In August 2020, Adili pilot project kicked off in Busia County. Through local mobilisation, 17 young people were recruited. In a weeklong training, the participants learnt how to make multi-purpose soap, bar soaps and hand-sanitisers. They were also taught basic entrepreneurial skills to help them understand their customers, market, and competitors and how to get the best value for their products.
Adili is an empowerment programme in Busia county, that contributes to the creation of employment and economic opportunities among teenage mothers, between the ages of 15 and 25, through skills development.
Post-training support for these participants was provided to ensure quality of the products. They reported back to the training centre in Busia, where they produced multipurpose soap and sanitisers. Out of the 17 participants of the first cohort, three have started small businesses selling their products.
Increased incidence of teenage pregnancies in Busia County.
According to Esther Wasige, the director of the Children’s Department, Busia County, Butula Sub-County reported 517 teenage pregnancies, followed by Matayos Sub-County, with 448 and Teso North 441. Nambale had 364, Teso South 340, Samia Sub-County 252 and Bunyala Sub-County 188 cases. These statistics are part of a report published by the Children’s Department last year.

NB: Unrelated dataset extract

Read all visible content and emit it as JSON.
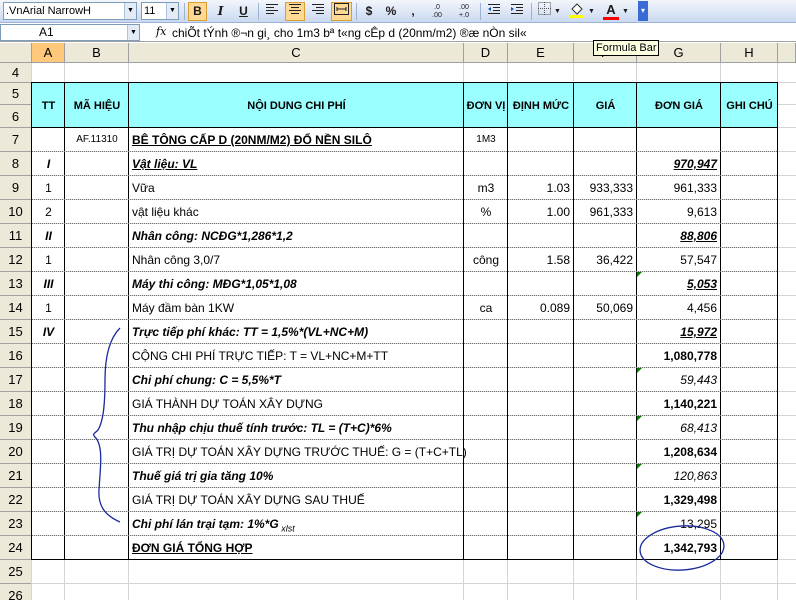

Poverty, lack of economic opportunities and awareness of sexual and reproductive health and rights have led to girls as young as 10 engaging in sex. They then end up dropping out of school, or being forced into early marriages. Some are even forced into commercial sex work to earn some money for their basic needs.
To protect the young girls from teenage pregnancies, there are many initiatives by the government and NGOs. Some 98 per cent of pregnant teenagers, who survive childbirth in Kenya, drop out of school, according to Plan International (2020).

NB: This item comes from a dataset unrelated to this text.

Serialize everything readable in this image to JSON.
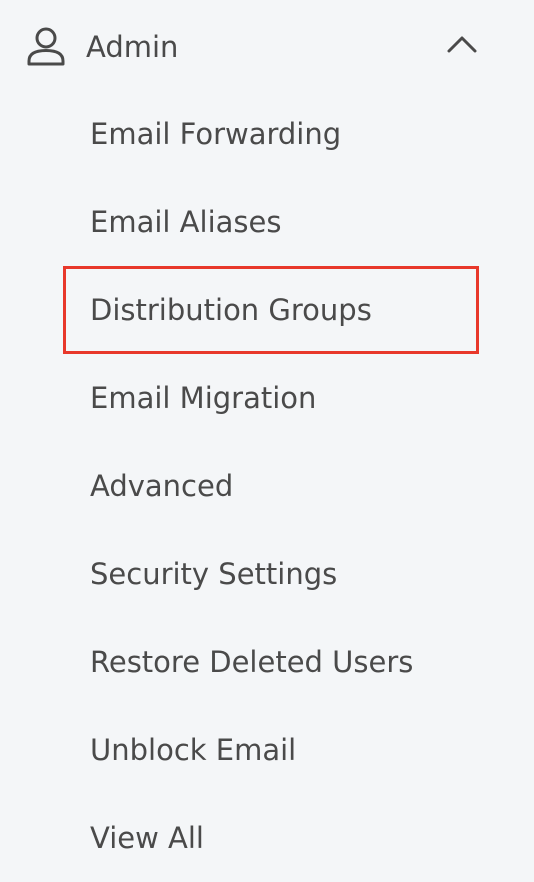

What happens to these teenage mothers?
The Adili Project goes beyond just empowering young mothers with transferable skills, but also equips them with expertise they can use to generate income for themselves and to support their families.
This year, the programme will work with 20,000 women, an expansion in a span of five years in 20 counties. Our pilot programme will begin with 150 women in three sub-counties in Busia County. The project will focus on training and imparting practical skills on entrepreneurship. The training will last three months. We will be scaling up by recruiting 50 more women every three months.
We will be working closely with the Kenya National Chamber of Commerce and Industry, Busia Chapter. The two organisations signed an MoU to formalise this partnership and explore other areas of collaboration.
The participants will be provided with the initial capital to start production. A revenue-sharing model will be used between the participants and Zuhura, to ensure sustainability. For the participants who decide to venture out on their own, the organisation, in partnership with the Chamber of Commerce at Busia, will assist them to acquire loans.